Lastly, the Surplus Land Amendment creates a District Facilities Planning Advisory Committee whose purpose is to advise the Council on the information maintained and managed by the Department; also, to make recommendations to the Council on the standards, reports or plans prepared by the mayor for District-owned facilities. The Committee will be composed of seven members: three appointed by the Chairman of the Council, one appointed by the chair of the Committee on Government Operations and the Environment, one appointed by the chair of the Committee on Economic Development, and two appointed by the mayor.
The Surplus Land Amendment has been described by opponents as a “regulatory overreach” that could adversely impact private development of the District’s surplus property. On the other hand, its proponents maintain that the legislation merely codifies the current review and approval processes for the disposition of surplus land, and will have little impact, if any, on the review and approval process for public-private development deals.
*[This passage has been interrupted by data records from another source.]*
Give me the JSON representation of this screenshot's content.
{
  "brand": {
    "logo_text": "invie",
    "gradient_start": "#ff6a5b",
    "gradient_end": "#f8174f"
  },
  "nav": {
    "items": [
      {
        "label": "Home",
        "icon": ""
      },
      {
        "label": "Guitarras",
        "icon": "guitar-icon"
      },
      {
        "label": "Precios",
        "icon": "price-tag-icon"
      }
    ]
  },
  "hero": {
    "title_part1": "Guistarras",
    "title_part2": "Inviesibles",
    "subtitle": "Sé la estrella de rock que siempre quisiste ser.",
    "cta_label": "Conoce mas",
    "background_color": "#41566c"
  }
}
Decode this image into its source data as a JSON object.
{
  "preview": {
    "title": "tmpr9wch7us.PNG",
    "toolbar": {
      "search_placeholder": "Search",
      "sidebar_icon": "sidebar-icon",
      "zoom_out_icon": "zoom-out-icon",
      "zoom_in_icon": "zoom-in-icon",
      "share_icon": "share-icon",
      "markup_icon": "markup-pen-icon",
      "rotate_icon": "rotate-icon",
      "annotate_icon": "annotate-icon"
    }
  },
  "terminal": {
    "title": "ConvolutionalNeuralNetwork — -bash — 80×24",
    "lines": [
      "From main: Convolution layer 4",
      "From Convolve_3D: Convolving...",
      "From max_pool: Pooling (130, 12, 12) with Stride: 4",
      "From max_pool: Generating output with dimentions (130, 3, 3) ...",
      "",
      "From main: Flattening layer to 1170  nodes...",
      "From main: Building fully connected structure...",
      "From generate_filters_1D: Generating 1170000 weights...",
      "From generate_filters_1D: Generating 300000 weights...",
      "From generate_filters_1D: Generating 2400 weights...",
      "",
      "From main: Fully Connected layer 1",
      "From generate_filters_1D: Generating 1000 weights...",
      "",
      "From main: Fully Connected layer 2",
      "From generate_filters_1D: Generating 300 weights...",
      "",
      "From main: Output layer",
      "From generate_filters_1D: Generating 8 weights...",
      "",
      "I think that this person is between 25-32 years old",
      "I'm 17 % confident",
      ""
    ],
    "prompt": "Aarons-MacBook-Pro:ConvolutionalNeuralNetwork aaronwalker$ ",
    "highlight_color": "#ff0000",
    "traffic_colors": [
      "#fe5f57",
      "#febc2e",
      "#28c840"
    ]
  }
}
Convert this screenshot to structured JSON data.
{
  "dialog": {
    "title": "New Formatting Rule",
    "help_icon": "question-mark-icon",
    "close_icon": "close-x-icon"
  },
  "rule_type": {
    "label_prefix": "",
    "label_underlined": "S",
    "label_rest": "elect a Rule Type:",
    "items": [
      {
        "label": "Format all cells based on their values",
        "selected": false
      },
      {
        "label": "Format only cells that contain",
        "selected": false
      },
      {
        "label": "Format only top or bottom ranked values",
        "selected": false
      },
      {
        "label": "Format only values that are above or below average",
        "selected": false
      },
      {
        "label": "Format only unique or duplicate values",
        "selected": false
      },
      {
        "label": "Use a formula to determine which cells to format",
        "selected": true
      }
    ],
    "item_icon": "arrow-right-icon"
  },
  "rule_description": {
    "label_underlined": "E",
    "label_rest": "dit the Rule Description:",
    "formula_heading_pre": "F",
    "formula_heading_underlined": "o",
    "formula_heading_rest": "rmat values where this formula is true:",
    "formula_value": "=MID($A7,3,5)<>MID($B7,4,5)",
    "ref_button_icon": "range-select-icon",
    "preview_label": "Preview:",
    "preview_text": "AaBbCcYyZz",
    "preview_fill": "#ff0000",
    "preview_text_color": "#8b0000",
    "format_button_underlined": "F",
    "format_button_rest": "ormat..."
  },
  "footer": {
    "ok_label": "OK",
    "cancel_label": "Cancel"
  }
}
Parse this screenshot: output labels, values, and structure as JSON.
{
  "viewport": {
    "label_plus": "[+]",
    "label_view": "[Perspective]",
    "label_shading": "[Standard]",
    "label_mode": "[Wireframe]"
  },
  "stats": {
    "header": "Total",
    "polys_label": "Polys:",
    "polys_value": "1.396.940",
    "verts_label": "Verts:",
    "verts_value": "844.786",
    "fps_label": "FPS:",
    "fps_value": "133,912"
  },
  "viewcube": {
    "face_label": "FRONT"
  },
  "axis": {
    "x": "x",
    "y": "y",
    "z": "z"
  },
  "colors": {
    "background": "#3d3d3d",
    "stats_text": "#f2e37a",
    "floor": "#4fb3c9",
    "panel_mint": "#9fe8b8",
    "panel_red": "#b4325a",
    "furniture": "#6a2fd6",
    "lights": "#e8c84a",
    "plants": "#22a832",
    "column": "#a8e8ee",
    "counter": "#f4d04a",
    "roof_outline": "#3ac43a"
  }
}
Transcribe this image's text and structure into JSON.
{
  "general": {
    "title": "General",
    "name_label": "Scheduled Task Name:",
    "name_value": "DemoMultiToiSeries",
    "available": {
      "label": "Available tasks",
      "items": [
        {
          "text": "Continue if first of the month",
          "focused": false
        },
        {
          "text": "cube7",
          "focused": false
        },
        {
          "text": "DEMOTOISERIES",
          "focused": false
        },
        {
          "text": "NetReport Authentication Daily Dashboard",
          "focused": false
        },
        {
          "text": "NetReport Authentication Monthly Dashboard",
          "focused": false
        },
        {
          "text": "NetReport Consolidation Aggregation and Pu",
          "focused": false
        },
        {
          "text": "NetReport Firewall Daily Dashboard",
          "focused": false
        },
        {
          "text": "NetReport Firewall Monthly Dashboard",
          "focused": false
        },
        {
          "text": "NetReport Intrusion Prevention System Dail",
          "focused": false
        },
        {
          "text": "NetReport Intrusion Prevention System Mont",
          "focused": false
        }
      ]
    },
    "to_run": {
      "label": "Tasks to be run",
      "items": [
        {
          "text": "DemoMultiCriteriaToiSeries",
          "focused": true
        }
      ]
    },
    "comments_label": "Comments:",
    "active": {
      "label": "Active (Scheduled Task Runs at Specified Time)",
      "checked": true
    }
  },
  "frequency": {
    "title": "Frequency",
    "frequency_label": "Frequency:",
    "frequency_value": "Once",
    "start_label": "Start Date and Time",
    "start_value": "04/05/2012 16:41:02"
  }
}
It is too soon to know the effects of the new surplus land and land disposition laws. Although the Council believes the new laws will improve the process for reviewing and approving the disposition of District-owned property, many in the building industry are concerned that the additional procedural requirements will serve as an impediment to public-private development projects. The outcome will depend in large part on the manner, spirit and timeframes in which the mayor and the Council undertake their duties under the legislation, as well as on the response from other stakeholders in the land disposition process – including community groups and, ultimately, the courts. For now, all concerned parties must be prepared to push forward their agendas within the new statutory framework, a highly charged political climate and the worst real estate market in decades.